The People’s Republic of China (PRC) or simply China is the world’s most populous country with an estimated 1.35 billion people and is the second largest country by land area. Over its long history, it has had economic cycles of prosperity and decline, however, since they introduced economic reforms in 1978, as of 2013, it is the world’s second largest economy by both nominal total GDP and purchasing power parity (PPP). China is also the world’s largest exporter and importer of goods. In the smartphone circles, they may be deemed an emerging nation, but they are growing rapidly and producing many of their own brand of smartphones – Xiaomi, ZTE, Lenovo and Huawei to name a few.
Just like in most countries, the young millennials – those born mid-80’s through the late 1990’s – rule when it comes to users of technology. In fact, 92-percent of Chinese aged 18 – 30 own a smartphone, which is well above the global average of only 67-percent. Caspar Luyten, chief regional officer of Telefonica Asia said, “Clearly, millennials are the smartphone generation. The high smartphone penetration rate in China will keep young people connected to the Internet where they can acquire content at any time.”

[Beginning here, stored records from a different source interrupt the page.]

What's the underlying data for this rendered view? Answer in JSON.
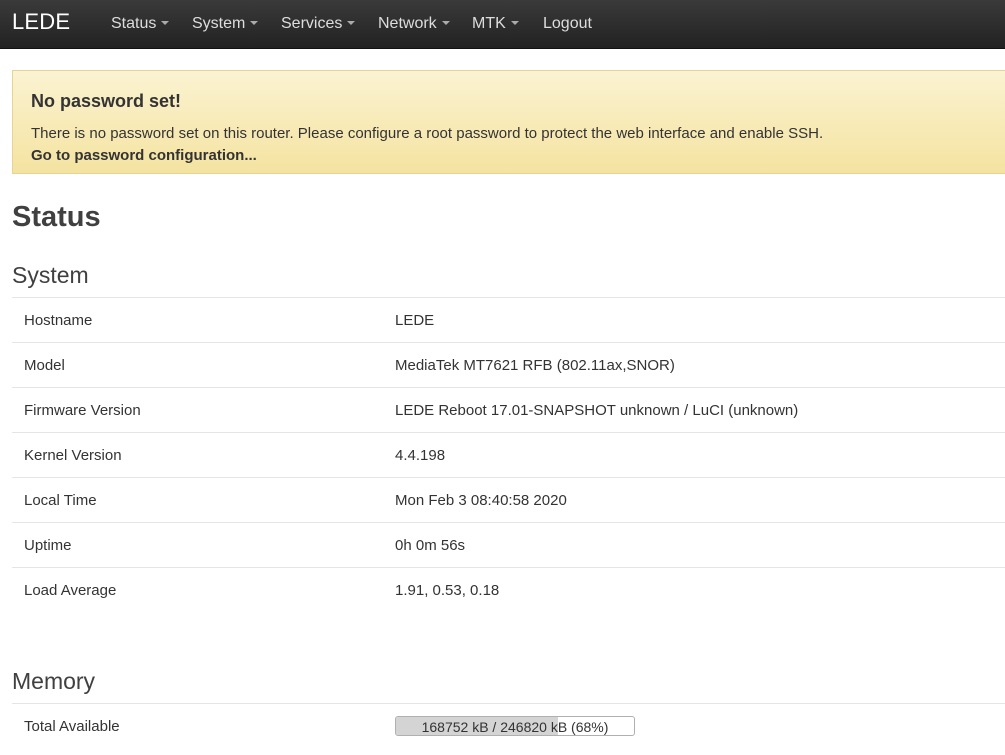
{
  "navbar": {
    "brand": "LEDE",
    "items": [
      {
        "label": "Status",
        "dropdown": true
      },
      {
        "label": "System",
        "dropdown": true
      },
      {
        "label": "Services",
        "dropdown": true
      },
      {
        "label": "Network",
        "dropdown": true
      },
      {
        "label": "MTK",
        "dropdown": true
      },
      {
        "label": "Logout",
        "dropdown": false
      }
    ]
  },
  "alert": {
    "title": "No password set!",
    "text": "There is no password set on this router. Please configure a root password to protect the web interface and enable SSH.",
    "link": "Go to password configuration..."
  },
  "page": {
    "title": "Status"
  },
  "system": {
    "title": "System",
    "rows": [
      {
        "label": "Hostname",
        "value": "LEDE"
      },
      {
        "label": "Model",
        "value": "MediaTek MT7621 RFB (802.11ax,SNOR)"
      },
      {
        "label": "Firmware Version",
        "value": "LEDE Reboot 17.01-SNAPSHOT unknown / LuCI (unknown)"
      },
      {
        "label": "Kernel Version",
        "value": "4.4.198"
      },
      {
        "label": "Local Time",
        "value": "Mon Feb 3 08:40:58 2020"
      },
      {
        "label": "Uptime",
        "value": "0h 0m 56s"
      },
      {
        "label": "Load Average",
        "value": "1.91, 0.53, 0.18"
      }
    ]
  },
  "memory": {
    "title": "Memory",
    "rows": [
      {
        "label": "Total Available",
        "value": "168752 kB / 246820 kB (68%)",
        "fraction": 0.68
      }
    ]
  },
  "colors": {
    "navbar": "#222222",
    "alert_bg": "#f4e3a0",
    "progress_fill": "#d4d4d4"
  }
}
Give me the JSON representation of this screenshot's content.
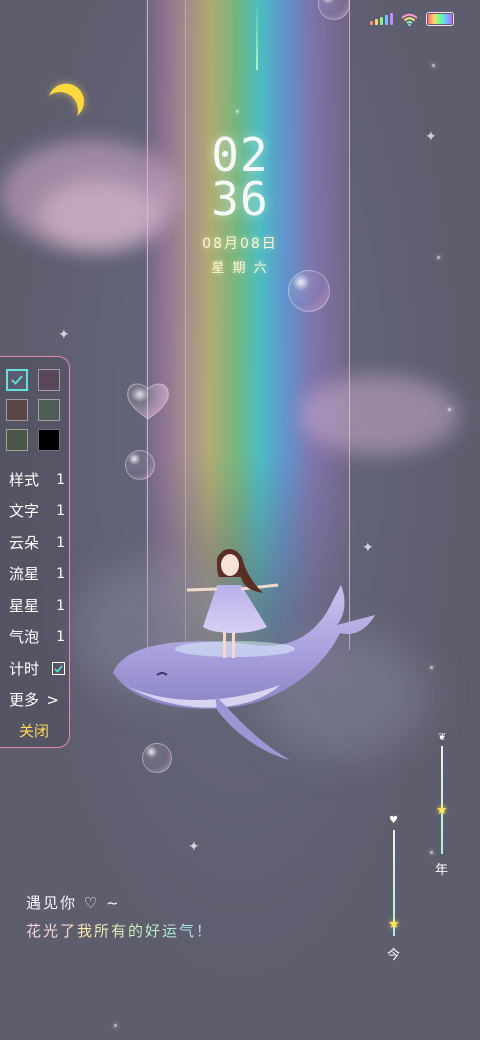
{
  "status": {
    "signal_icon": "signal-icon",
    "wifi_icon": "wifi-icon",
    "battery_icon": "battery-icon"
  },
  "clock": {
    "hour": "02",
    "minute": "36"
  },
  "date": {
    "date": "08月08日",
    "weekday": "星 期 六"
  },
  "panel": {
    "swatches": [
      {
        "color": "#5b5b6b",
        "selected": true
      },
      {
        "color": "#5a4858",
        "selected": false
      },
      {
        "color": "#5a4646",
        "selected": false
      },
      {
        "color": "#4e5c56",
        "selected": false
      },
      {
        "color": "#4c5648",
        "selected": false
      },
      {
        "color": "#000000",
        "selected": false
      }
    ],
    "options": [
      {
        "label": "样式",
        "value": "1"
      },
      {
        "label": "文字",
        "value": "1"
      },
      {
        "label": "云朵",
        "value": "1"
      },
      {
        "label": "流星",
        "value": "1"
      },
      {
        "label": "星星",
        "value": "1"
      },
      {
        "label": "气泡",
        "value": "1"
      }
    ],
    "timer_label": "计时",
    "more_label": "更多",
    "more_arrow": ">",
    "close_label": "关闭"
  },
  "quote": {
    "line1": "遇见你 ♡ ~",
    "line2": "花光了我所有的好运气！"
  },
  "progress": {
    "year": {
      "label": "年",
      "fraction": 0.6
    },
    "today": {
      "label": "今",
      "fraction": 0.9
    }
  },
  "colors": {
    "accent": "#e68ab8",
    "check": "#5fe3d8",
    "moon": "#ffd93c",
    "close": "#ffd95a"
  }
}
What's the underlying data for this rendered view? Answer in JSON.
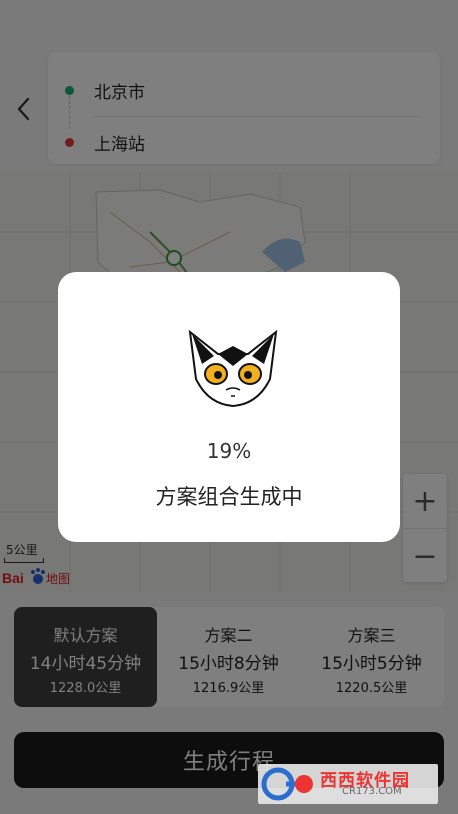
{
  "header": {
    "back_icon": "chevron-left-icon",
    "origin": "北京市",
    "destination": "上海站",
    "origin_color": "#19b36b",
    "destination_color": "#e23a3a"
  },
  "map": {
    "scale_label": "5公里",
    "logo_text": "Bai地图",
    "zoom_in": "+",
    "zoom_out": "−"
  },
  "plans": [
    {
      "name": "默认方案",
      "time": "14小时45分钟",
      "distance": "1228.0公里",
      "selected": true
    },
    {
      "name": "方案二",
      "time": "15小时8分钟",
      "distance": "1216.9公里",
      "selected": false
    },
    {
      "name": "方案三",
      "time": "15小时5分钟",
      "distance": "1220.5公里",
      "selected": false
    }
  ],
  "actions": {
    "generate_label": "生成行程"
  },
  "dialog": {
    "progress_text": "19%",
    "status_text": "方案组合生成中",
    "progress": 0.19,
    "illustration": "cat-mascot-icon"
  },
  "watermark": {
    "text": "西西软件园",
    "sub": "CR173.COM"
  }
}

Being the proud country that they are, both their status as world’s largest smartphone maker and their economic growth, has really helped fuel the market for smartphones – especially in China where you can purchase a smartphone for the same price as a full-featured phone. They predict that by 2017, 95-percent of all mobile phones sold in China will be a smartphone – it will become one of the top smartphone markets in the world, only after the U.S. and the European Union. This is one of the reasons that U.S. and other manufacturers would like to make inroads into China – the sales potential is enormous.

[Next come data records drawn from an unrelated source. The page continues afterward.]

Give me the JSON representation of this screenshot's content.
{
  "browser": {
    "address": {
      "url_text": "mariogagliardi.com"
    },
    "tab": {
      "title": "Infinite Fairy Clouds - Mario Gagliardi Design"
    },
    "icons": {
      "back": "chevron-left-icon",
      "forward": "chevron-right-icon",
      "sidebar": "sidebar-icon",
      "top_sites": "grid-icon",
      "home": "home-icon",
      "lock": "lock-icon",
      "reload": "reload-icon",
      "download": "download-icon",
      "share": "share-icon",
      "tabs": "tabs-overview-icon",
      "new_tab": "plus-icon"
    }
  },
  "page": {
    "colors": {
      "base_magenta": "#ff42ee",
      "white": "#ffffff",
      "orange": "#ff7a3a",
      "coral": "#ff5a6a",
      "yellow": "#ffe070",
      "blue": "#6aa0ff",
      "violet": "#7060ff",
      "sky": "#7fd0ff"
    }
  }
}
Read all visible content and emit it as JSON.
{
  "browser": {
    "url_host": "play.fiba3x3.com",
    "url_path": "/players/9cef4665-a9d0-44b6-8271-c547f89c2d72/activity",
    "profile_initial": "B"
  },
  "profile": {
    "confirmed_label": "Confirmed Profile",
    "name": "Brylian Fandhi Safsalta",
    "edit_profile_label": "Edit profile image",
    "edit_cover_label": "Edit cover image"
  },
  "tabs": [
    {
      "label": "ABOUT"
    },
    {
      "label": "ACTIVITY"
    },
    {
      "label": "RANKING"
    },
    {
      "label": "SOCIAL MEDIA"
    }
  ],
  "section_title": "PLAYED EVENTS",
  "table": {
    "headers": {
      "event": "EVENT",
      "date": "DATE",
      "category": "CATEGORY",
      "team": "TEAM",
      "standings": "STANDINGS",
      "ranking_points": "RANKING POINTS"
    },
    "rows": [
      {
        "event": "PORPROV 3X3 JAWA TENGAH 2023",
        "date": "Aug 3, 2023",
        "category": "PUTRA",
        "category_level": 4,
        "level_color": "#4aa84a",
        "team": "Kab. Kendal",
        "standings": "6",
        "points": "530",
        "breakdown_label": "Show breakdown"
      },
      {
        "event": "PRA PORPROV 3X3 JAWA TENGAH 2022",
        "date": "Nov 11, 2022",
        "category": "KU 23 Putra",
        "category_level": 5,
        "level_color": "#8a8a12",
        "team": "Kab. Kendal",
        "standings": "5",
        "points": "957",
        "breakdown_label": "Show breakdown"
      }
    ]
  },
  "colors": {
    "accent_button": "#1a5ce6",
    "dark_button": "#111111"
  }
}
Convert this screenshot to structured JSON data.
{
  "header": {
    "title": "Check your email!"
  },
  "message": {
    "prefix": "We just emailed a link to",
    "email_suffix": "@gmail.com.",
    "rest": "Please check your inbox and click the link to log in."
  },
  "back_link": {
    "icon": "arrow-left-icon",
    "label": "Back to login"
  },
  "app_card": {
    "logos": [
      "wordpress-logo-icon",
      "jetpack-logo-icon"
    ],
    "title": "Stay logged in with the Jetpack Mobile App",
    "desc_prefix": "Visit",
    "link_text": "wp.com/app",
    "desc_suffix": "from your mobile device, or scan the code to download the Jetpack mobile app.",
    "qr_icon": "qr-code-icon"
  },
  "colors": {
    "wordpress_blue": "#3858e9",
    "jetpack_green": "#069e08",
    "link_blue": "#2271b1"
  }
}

With a growing population and rapidly expanding economy, there are many older Chinese to take advantage of new technology, and according to a GFK Roper Reports Worldwide study, the older Chinese population is embracing the Smartphones, Wi-Fi and the Internet. The older population in China actually found the new technology ‘exciting’ and uses it as much as they can. Over 35-percent of the 50-59 year loves this new technology and it actually rises to 41-percent for those over 60 years old! This is much higher than the global average of 22-percent and 16-percent, respectively. Alfred Zhou, a Managing Director of GfK China, comments:

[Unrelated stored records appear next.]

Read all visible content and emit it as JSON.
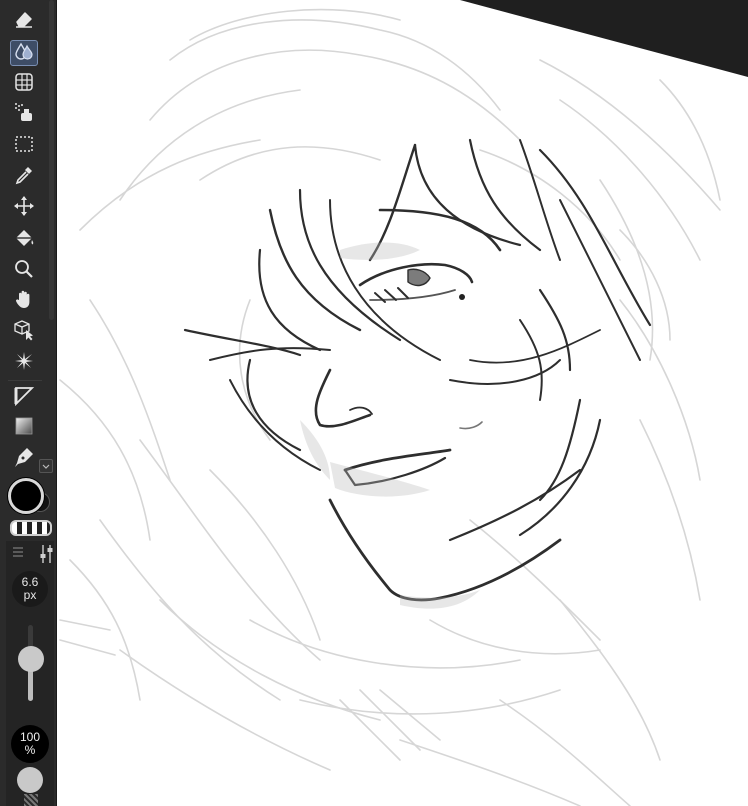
{
  "toolbar": {
    "tools": [
      {
        "name": "eraser-tool",
        "icon": "eraser-icon"
      },
      {
        "name": "blend-tool",
        "icon": "blend-drops-icon",
        "active": true
      },
      {
        "name": "figure-tool",
        "icon": "grid-shape-icon"
      },
      {
        "name": "airbrush-tool",
        "icon": "airbrush-icon"
      },
      {
        "name": "selection-tool",
        "icon": "marquee-icon"
      },
      {
        "name": "eyedropper-tool",
        "icon": "eyedropper-icon"
      },
      {
        "name": "move-tool",
        "icon": "move-arrows-icon"
      },
      {
        "name": "fill-tool",
        "icon": "paint-bucket-icon"
      },
      {
        "name": "zoom-tool",
        "icon": "magnifier-icon"
      },
      {
        "name": "hand-tool",
        "icon": "hand-icon"
      },
      {
        "name": "object-tool",
        "icon": "cube-cursor-icon"
      },
      {
        "name": "auto-select-tool",
        "icon": "magic-wand-icon"
      },
      {
        "name": "ruler-tool",
        "icon": "ruler-triangle-icon"
      },
      {
        "name": "gradient-tool",
        "icon": "gradient-icon"
      },
      {
        "name": "pen-tool",
        "icon": "pen-nib-icon"
      }
    ],
    "main_color": "#000000",
    "sub_color": "#111111",
    "accent": "#7a8fb3"
  },
  "brush": {
    "size_value": "6.6",
    "size_unit": "px",
    "opacity_value": "100",
    "opacity_unit": "%",
    "size_level": 0.55
  },
  "canvas": {
    "paper_color": "#ffffff",
    "background_color": "#1f1f1f"
  }
}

“These findings point towards China as being a particularly welcoming market in which to launch products and services that are embedded around new technology. With both genders and all age groups showing higher than average excitement and appetite for new technology, the opportunities within this market are clearly marked – and not just for the consumer electronics industry. This applies equally for industries that can use technology to improve the delivery or performance of their products – such as contactless payment systems, in-car navigation or entertainment devices, or apps allowing consumers to control items such as their home central heating through their mobile phone.”
This is exciting news for smartphone and tablet manufacturers if they decide to venture into China, although it would be tough to compete in their highly competitive market. Why is the older population embracing the new technology – nobody knows for sure, however, the internet opens up a whole new world to this generation that were, for the most part, kept away from the ‘outside’ world as they were growing up. Maybe it is their thirst for knowledge and maybe it is because the young people take the time to teach them how to use the technology…in China, growing old is an honor. Growing old in China also means its time for a smartphone and the internet.